*Work to complete*. Once you have read the entries, please say how many lines hold the string "苏州本地人", giving the number only.

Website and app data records
· · · ·
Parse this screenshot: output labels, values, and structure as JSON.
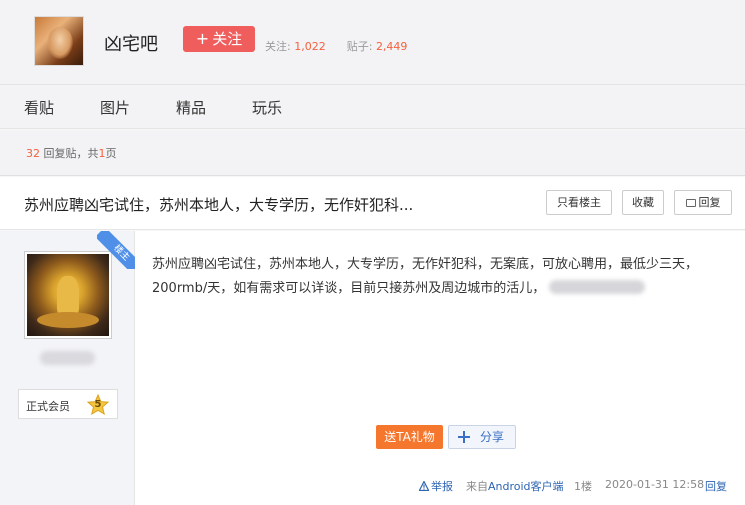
{
  "forum": {
    "name": "凶宅吧",
    "follow_label": "关注",
    "follow_plus": "+",
    "stats_follow_label": "关注:",
    "stats_follow_value": "1,022",
    "stats_posts_label": "贴子:",
    "stats_posts_value": "2,449"
  },
  "nav": {
    "items": [
      {
        "label": "看贴"
      },
      {
        "label": "图片"
      },
      {
        "label": "精品"
      },
      {
        "label": "玩乐"
      }
    ]
  },
  "summary": {
    "reply_count": "32",
    "reply_label": "回复贴，共",
    "page_count": "1",
    "page_label": "页"
  },
  "thread": {
    "title": "苏州应聘凶宅试住，苏州本地人，大专学历，无作奸犯科...",
    "buttons": {
      "only_op": "只看楼主",
      "favorite": "收藏",
      "reply": "回复"
    }
  },
  "post": {
    "ribbon": "楼主",
    "member_label": "正式会员",
    "member_level": "5",
    "content": "苏州应聘凶宅试住，苏州本地人，大专学历，无作奸犯科，无案底，可放心聘用，最低少三天，200rmb/天，如有需求可以详谈，目前只接苏州及周边城市的活儿，",
    "gift_label": "送TA礼物",
    "share_label": "分享",
    "footer": {
      "report": "举报",
      "source_prefix": "来自",
      "source_client": "Android客户端",
      "floor": "1楼",
      "datetime": "2020-01-31 12:58",
      "reply": "回复"
    }
  },
  "colors": {
    "accent_red": "#f05d5d",
    "accent_orange": "#f4603d",
    "link_blue": "#2d64b3",
    "ribbon_blue": "#4f8fe8"
  }
}
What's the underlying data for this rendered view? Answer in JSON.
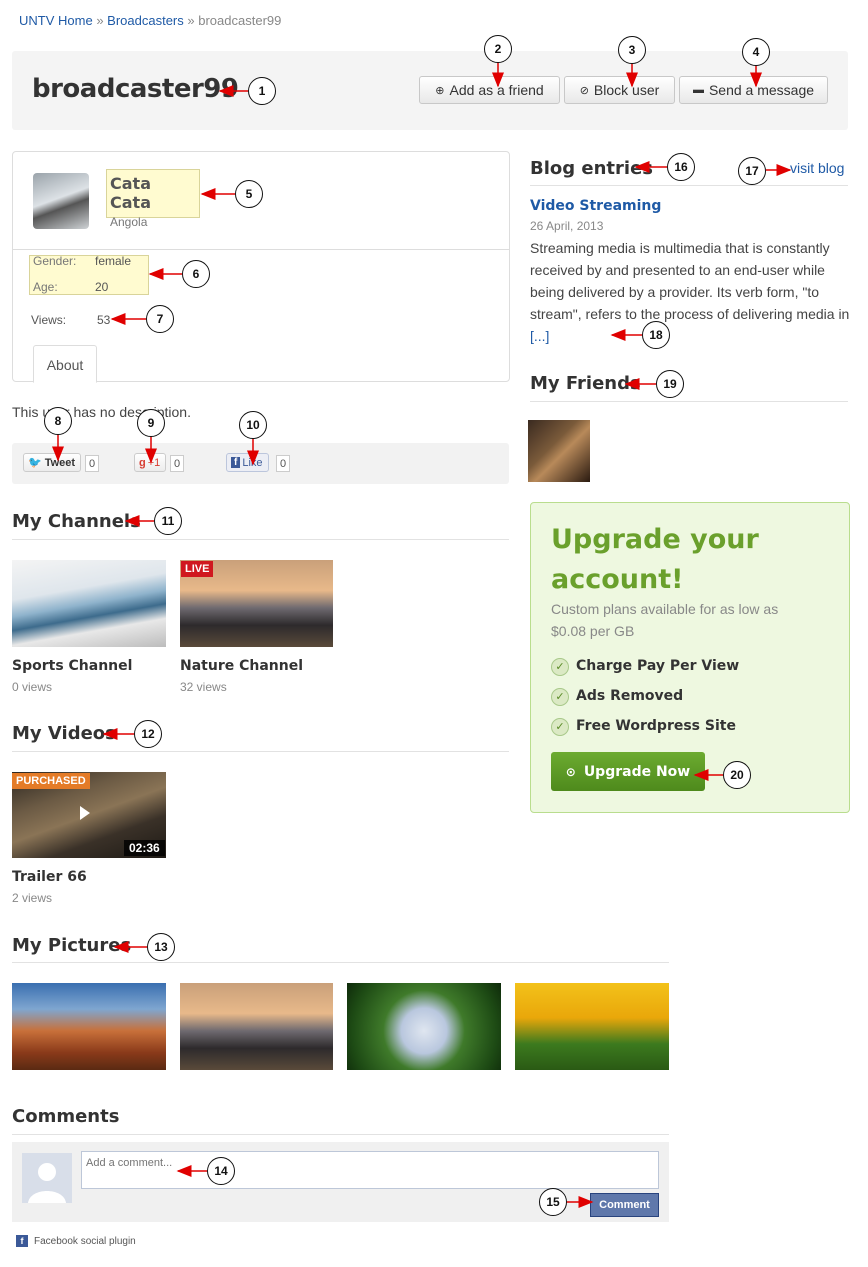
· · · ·
*Output for this task*. 2